Wednesday, October 17, 2012

Questcor - When things go from bad to worse - and even worse

A few weeks ago, another huge datapoint was disclosed in regard to the status of health insurers' reimbursement policies for clinical use of Questcor's primary drug Acthar.   United Healthcare, the largest health carrier in the US, has issued new guidelines for 2013, specifically tightening scrutiny on Acthar, and taking it to the highest of all scrutiny levels

Prior Status for 2012
Tier 3
Medications that offer the least health care value (either clinically and/or financially) than similar medications in their therapeutic classes.  No prior notification of the insurer was required.
New Status for 2013
Tier 3 plus Notification
Above definition plus "required to provide additional clinical information to verify member benefit coverage".  No grandfathering.

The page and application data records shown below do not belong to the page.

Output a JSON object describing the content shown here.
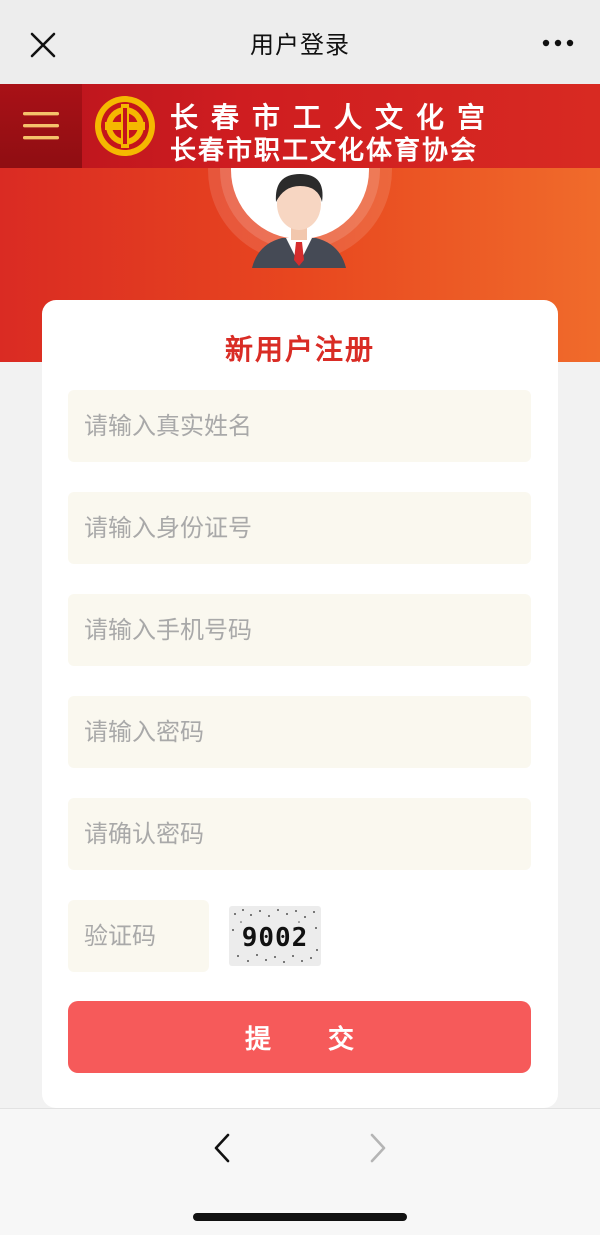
{
  "nav": {
    "title": "用户登录",
    "close_icon": "close-icon",
    "more_icon": "more-icon"
  },
  "banner": {
    "name_line1": "长春市工人文化宫",
    "name_line2": "长春市职工文化体育协会",
    "menu_icon": "hamburger-menu-icon",
    "logo_icon": "trade-union-logo-icon"
  },
  "form": {
    "heading": "新用户注册",
    "fields": {
      "name_placeholder": "请输入真实姓名",
      "id_placeholder": "请输入身份证号",
      "phone_placeholder": "请输入手机号码",
      "password_placeholder": "请输入密码",
      "confirm_placeholder": "请确认密码",
      "captcha_placeholder": "验证码"
    },
    "captcha_text": "9002",
    "submit_label": "提 交"
  },
  "colors": {
    "accent": "#d92c25",
    "submit": "#f65a5a",
    "input_bg": "#faf8ef"
  }
}
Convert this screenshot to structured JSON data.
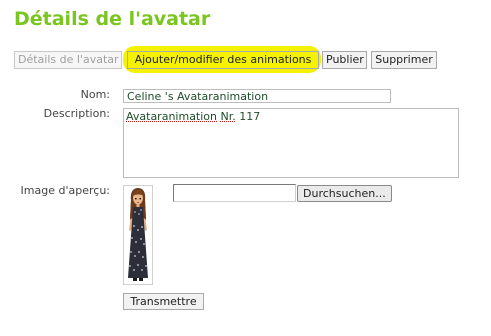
{
  "colors": {
    "title": "#7ac51f",
    "input_text": "#1f4d29",
    "highlighter": "#f4f200",
    "label_text": "#444444"
  },
  "page": {
    "title": "Détails de l'avatar"
  },
  "toolbar": {
    "details_label": "Détails de l'avatar",
    "animations_label": "Ajouter/modifier des animations",
    "publish_label": "Publier",
    "delete_label": "Supprimer"
  },
  "form": {
    "name_label": "Nom:",
    "name_value": "Celine 's Avataranimation",
    "description_label": "Description:",
    "description_word1": "Avataranimation",
    "description_word2": "Nr.",
    "description_word3": "117",
    "preview_label": "Image d'aperçu:",
    "file_value": "",
    "browse_label": "Durchsuchen...",
    "submit_label": "Transmettre"
  },
  "icons": {
    "preview": "avatar-figure-icon"
  }
}
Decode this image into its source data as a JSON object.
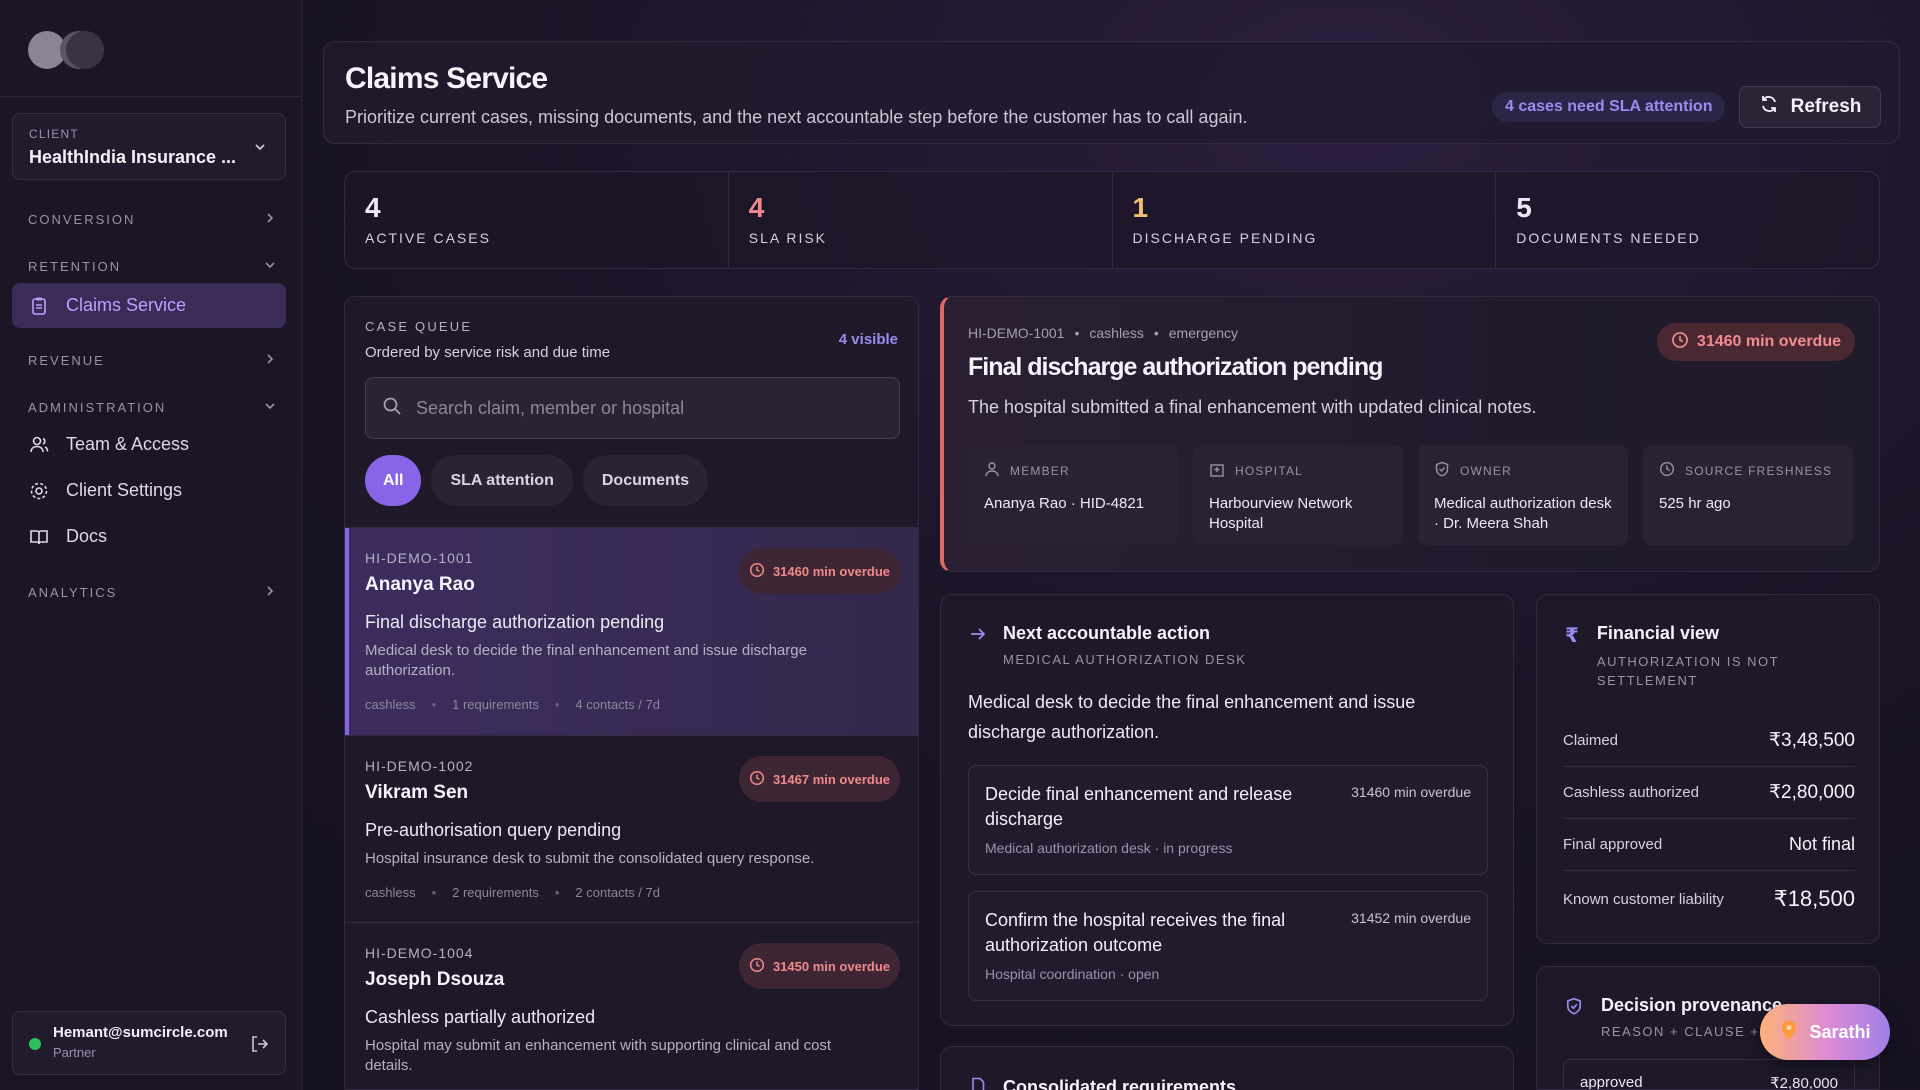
{
  "sidebar": {
    "client_label": "CLIENT",
    "client_value": "HealthIndia Insurance ...",
    "sections": {
      "conversion": "CONVERSION",
      "retention": "RETENTION",
      "revenue": "REVENUE",
      "administration": "ADMINISTRATION",
      "analytics": "ANALYTICS"
    },
    "items": {
      "claims": "Claims Service",
      "team": "Team & Access",
      "client_settings": "Client Settings",
      "docs": "Docs"
    },
    "user": {
      "email": "Hemant@sumcircle.com",
      "role": "Partner"
    }
  },
  "header": {
    "title": "Claims Service",
    "subtitle": "Prioritize current cases, missing documents, and the next accountable step before the customer has to call again.",
    "sla_badge": "4 cases need SLA attention",
    "refresh": "Refresh"
  },
  "stats": [
    {
      "value": "4",
      "label": "ACTIVE CASES",
      "color": "#f6f3fb"
    },
    {
      "value": "4",
      "label": "SLA RISK",
      "color": "#f08a8a"
    },
    {
      "value": "1",
      "label": "DISCHARGE PENDING",
      "color": "#f0c070"
    },
    {
      "value": "5",
      "label": "DOCUMENTS NEEDED",
      "color": "#f6f3fb"
    }
  ],
  "queue": {
    "title": "CASE QUEUE",
    "subtitle": "Ordered by service risk and due time",
    "visible": "4 visible",
    "search_placeholder": "Search claim, member or hospital",
    "filters": [
      "All",
      "SLA attention",
      "Documents"
    ],
    "cases": [
      {
        "id": "HI-DEMO-1001",
        "name": "Ananya Rao",
        "title": "Final discharge authorization pending",
        "desc": "Medical desk to decide the final enhancement and issue discharge authorization.",
        "overdue": "31460 min overdue",
        "meta": [
          "cashless",
          "1 requirements",
          "4 contacts / 7d"
        ]
      },
      {
        "id": "HI-DEMO-1002",
        "name": "Vikram Sen",
        "title": "Pre-authorisation query pending",
        "desc": "Hospital insurance desk to submit the consolidated query response.",
        "overdue": "31467 min overdue",
        "meta": [
          "cashless",
          "2 requirements",
          "2 contacts / 7d"
        ]
      },
      {
        "id": "HI-DEMO-1004",
        "name": "Joseph Dsouza",
        "title": "Cashless partially authorized",
        "desc": "Hospital may submit an enhancement with supporting clinical and cost details.",
        "overdue": "31450 min overdue",
        "meta": []
      }
    ]
  },
  "detail": {
    "crumb": [
      "HI-DEMO-1001",
      "cashless",
      "emergency"
    ],
    "title": "Final discharge authorization pending",
    "desc": "The hospital submitted a final enhancement with updated clinical notes.",
    "overdue": "31460 min overdue",
    "cards": [
      {
        "label": "MEMBER",
        "value": "Ananya Rao · HID-4821"
      },
      {
        "label": "HOSPITAL",
        "value": "Harbourview Network Hospital"
      },
      {
        "label": "OWNER",
        "value": "Medical authorization desk · Dr. Meera Shah"
      },
      {
        "label": "SOURCE FRESHNESS",
        "value": "525 hr ago"
      }
    ]
  },
  "next_action": {
    "title": "Next accountable action",
    "subtitle": "MEDICAL AUTHORIZATION DESK",
    "desc": "Medical desk to decide the final enhancement and issue discharge authorization.",
    "tasks": [
      {
        "title": "Decide final enhancement and release discharge",
        "sub": "Medical authorization desk · in progress",
        "overdue": "31460 min overdue"
      },
      {
        "title": "Confirm the hospital receives the final authorization outcome",
        "sub": "Hospital coordination · open",
        "overdue": "31452 min overdue"
      }
    ]
  },
  "financial": {
    "title": "Financial view",
    "subtitle": "AUTHORIZATION IS NOT SETTLEMENT",
    "rows": [
      {
        "k": "Claimed",
        "v": "₹3,48,500"
      },
      {
        "k": "Cashless authorized",
        "v": "₹2,80,000"
      },
      {
        "k": "Final approved",
        "v": "Not final"
      },
      {
        "k": "Known customer liability",
        "v": "₹18,500"
      }
    ]
  },
  "provenance": {
    "title": "Decision provenance",
    "subtitle": "REASON + CLAUSE + P",
    "line_k": "approved",
    "line_v": "₹2,80,000"
  },
  "requirements": {
    "title": "Consolidated requirements"
  },
  "assistant": {
    "label": "Sarathi"
  }
}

Note:  No grandfathering is permitted.   Patients on existing therapy are not exempt. 

This ratchets up scrutiny of Acthar even further -- from the most restrictive class of drugs to a case-by-case basis at the largest single health carrier in the United States.

Note:  This is a notification document, not a conditions of coverage document.   That is proprietary to the company, and might or might not be released.    It doesn't speak at all to the medical conditions under which Acthar is prescribed, but only to the increased scrutiny such prescriptions will be subject to prior to reimbursement.

So here's what we know:

Best Case Scenario:
EVERY prescription for MS and Nephrotic Syndrome get scrutinized on a case by case basis, including each patient's prior medical records

Worst  Case Scenario:
United is aligning with Aetna and leading thinkers from the country's top clinical institutions to restrict Acthar use because there is no clinical data to support its use, beyond Infantile Spasms. 

Some may spin this as good news – the "nothing is changed" justification – the argument is the company is already accustomed to having to get individual prescriptions approved for reimbursement.

Citron asks:  How can the company justify a growth path when it is obligated to pre-authorize every single prescription by submitting individual patient medical records while under an open investigation from the Department of Justice on its sales and marketing practices ?


It is Citron's opinion that Questcor is a hand-holding operation on how to skirt insurance company reimbursement procedures and policies, and it is finally catching up with them.   Citron also notes that the sell-side analysts again demonstrate that relying on them to keep abreast of this story is risky. 

It is Citron's opinion that this business model is the very definition of not sustainable, that it should not be conferred valuation predicated on a "customary" multiple, and restates its opinion that it is headed to single digits in the next twelve months. 

And worst, why didn't the company disclose this ?

It's never a problem, until it’s a problem.

Monday, October 8, 2012